I have been on a housecleaning spree lately. We did some remodeling that made a mess of the house. It was so difficult to get it clean afterward that I decided to try to keep it that way.
To make it easier, I allocated a different day of the week to each section of the house: kitchen on Mondays, living room on Tuesdays, etc. An advantage to this is that by only thinking about that one space, I am willing to take the time to clean it more thoroughly. An hour a day in a single space is easier to face than five or six hours at once for the entire house.
Why should you care about my housecleaning? Because I’ve learned a lesson from it that may apply to how God deals with the sin in my life, and maybe in yours as well.
- On my first pass through after the remodel, the goal was just to restore some semblance of order.
- The second pass, on my first space-specific days, I cleaned pretty thoroughly.
- On the space-specific days of the next week, I was inspired to do things like move the furniture out of the way, or vacuum under the bed. 🙂

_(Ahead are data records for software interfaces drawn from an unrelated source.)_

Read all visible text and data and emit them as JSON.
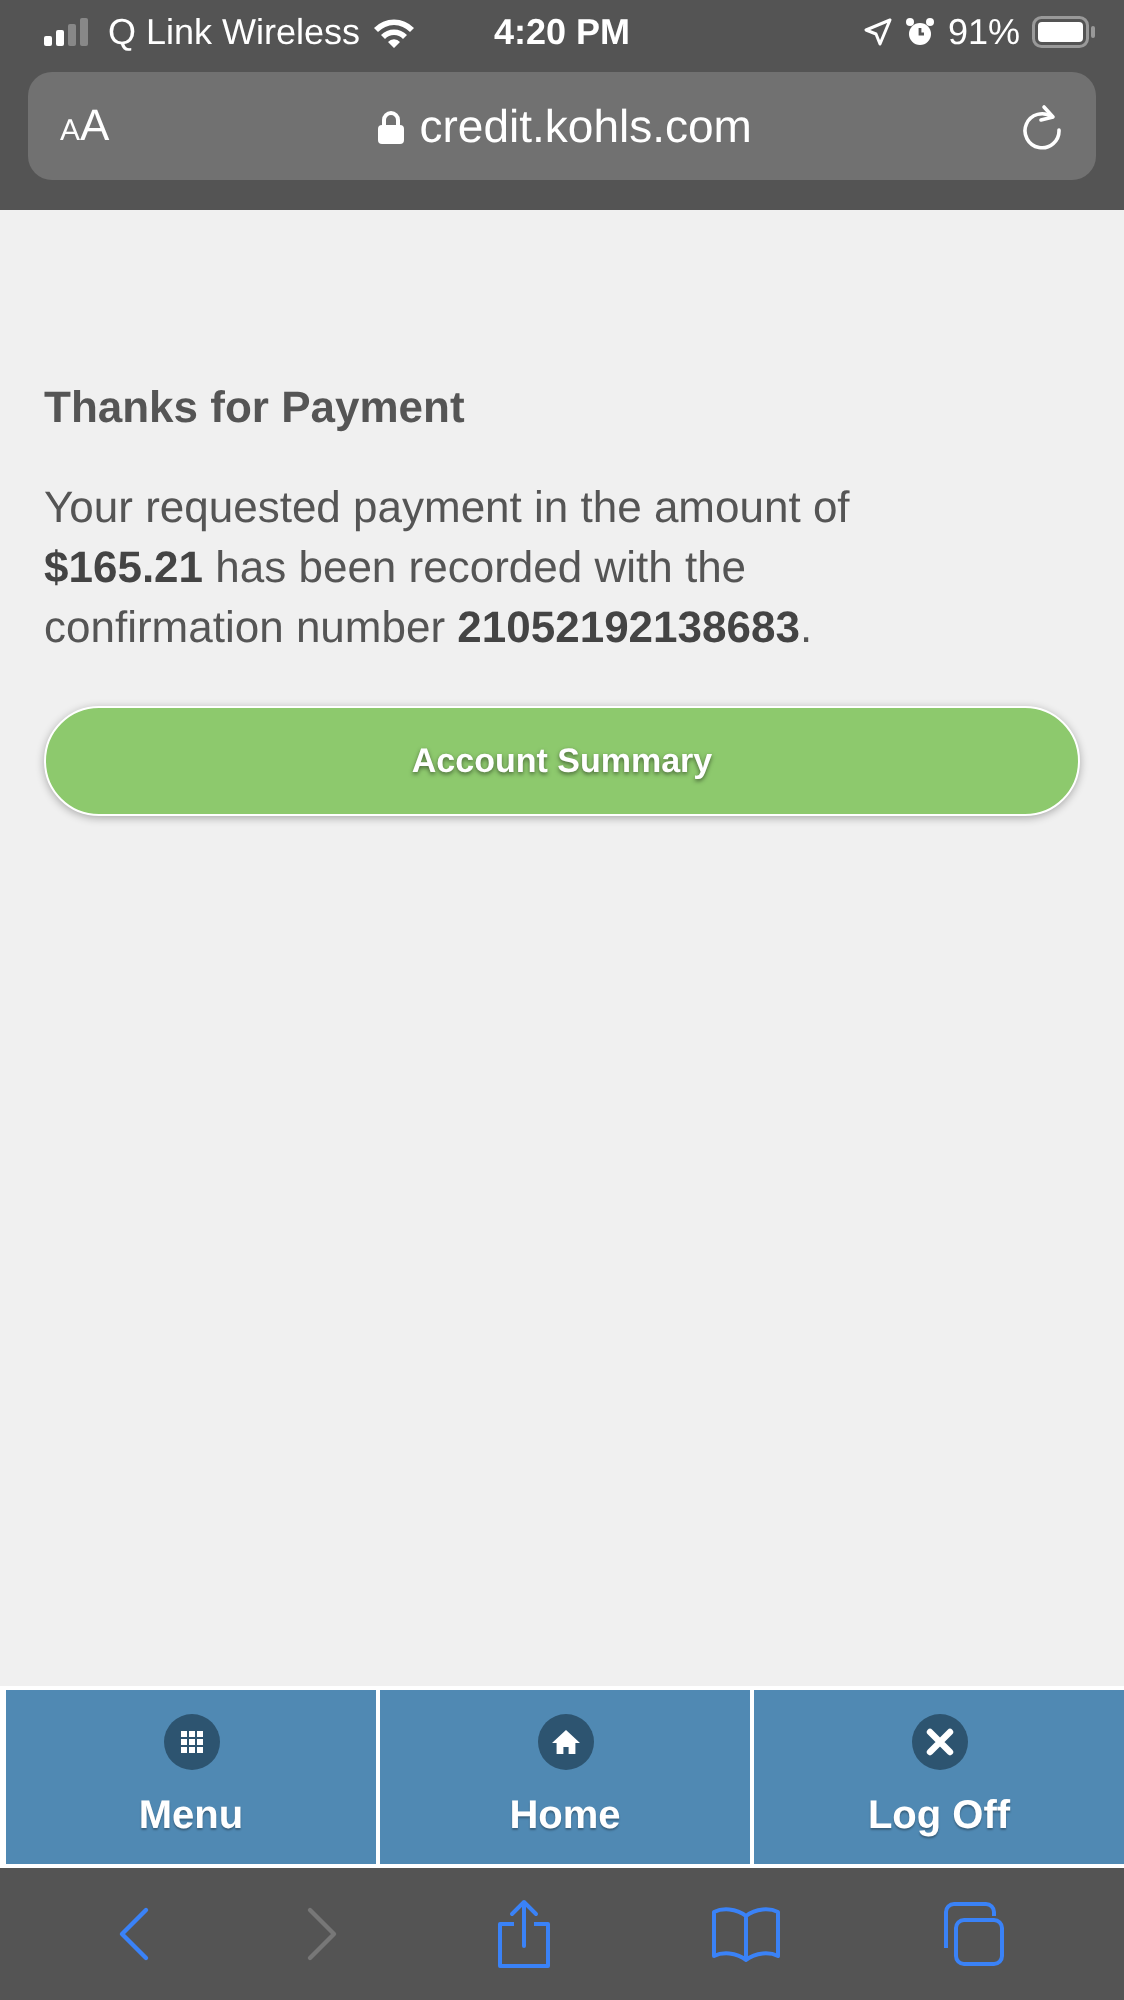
{
  "status_bar": {
    "carrier": "Q Link Wireless",
    "time": "4:20 PM",
    "battery": "91%"
  },
  "address_bar": {
    "text_size": "AA",
    "url": "credit.kohls.com"
  },
  "page": {
    "title": "Thanks for Payment",
    "message": "Your requested payment in the amount of **$165.21** has been recorded with the confirmation number **21052192138683**.",
    "button": "Account Summary"
  },
  "bottom_nav": [
    {
      "kind": "menu",
      "label": "Menu"
    },
    {
      "kind": "home",
      "label": "Home"
    },
    {
      "kind": "logoff",
      "label": "Log Off"
    }
  ],
  "browser_toolbar": {
    "back_disabled": false,
    "forward_disabled": true
  }
}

- The next cycle, I didn’t have the distraction of “this place is a mess”. So I was able to notice the smaller spots that usually get overlooked: the windowsills, baseboards, door frames, chair legs.
It seems that each time a given space’s turn comes back around, I find something new that I hadn’t thought to clean before. And, of course, the main obvious spots always need dusting, vacuuming and mopping again. Nothing ever stays clean; it’s an ongoing, never-ending process.
God’s “Housework” in Me
Hmmm…. Does God do that in my life? I have big, repetitive sin-dirt that constantly needs attention. Even if the usual problems are swatted down temporarily, there’s always something else waiting to be noticed.
For instance, maybe I’m doing better at consistent Bible study. But I’m still on the lazy side, not taking meals to a shut-in but instead waiting for someone else to handle it. Then I make the effort to tangibly show God’s love to someone, but find myself snapping selfishly at my husband if something doesn’t go my way. Or I manage not to snap, but realize that there are things that I’m neglecting to pray about: sick friends, world crises, etc. There’s no telling what dusty corners God knows about that I haven’t even registered are wrong and need to be fixed.
King David had the same problem. In Psalm 19:12 he says “Who can discern his errors? Acquit me of hidden faults.” Again, in Psalm 139:23-24, he says “Search me, O God, and know my heart; Try me and know my anxious thoughts; And see if there be any hurtful way in me, And lead me in the everlasting way.” He is asking for God to keep cleaning every dirty spot until he is completely righteous.
This brings up the point that David could never be completely righteous; neither can I. We will always have recurring sin, or another unnoticed corner that needs to be addressed.
Confession time: I’m not sure that I can always join David in his prayer. Sometimes I don’t want to know. about my sin. I’d rather hide from it in my ignorance-is-NOT-bliss than face the work of cleaning up every corner. That in itself is a sin!
God Does the Scrubbing
The good news of the Gospel is that God does the work. I’m like a child who just needs to sit still and let my parents wash my face and give me a bath.
First, Jesus took on my dirt, and traded His righteousness to me in its place (2 Corinthians 5:21). God already sees me as being just as clean as Jesus, in so far as my future with Him is assured. Christians use the word “justification” for that part; we are justified — made right with God — simply by accepting Jesus (Romans 3:24).
We use the word “sanctification” for the everyday cleaning that continually makes us a bit shinier in this life. Each time God works on me, I will become more like the person God designed me to be, a tiny bit more like Jesus (2 Peter 3:18, Philippians 1:6, Acts 20:32). The Bible uses the word in two related contexts: Sometimes it is a synonym for “holy“, meaning the Christian has been set apart (sanctified) for a special purpose; other times it is the process of growing into that holiness and purpose.
These can easily get mingled and confused, making it look as if we need to clean up our act before God will accept us. But that is backwards: Justification happens first and once for all time. Sanctification comes afterward, and is a life-long process.
In my housecleaning, every time through the same room I can clean a little deeper, finding another dusty or disorganized spot (or one that has gotten dirty again since the last cleaning). In my life, God will keep cleaning out sinful corners until none is left. I’m sure that my house will be completely spotless long before I am!
Please be patient. God isn’t finished with me yet.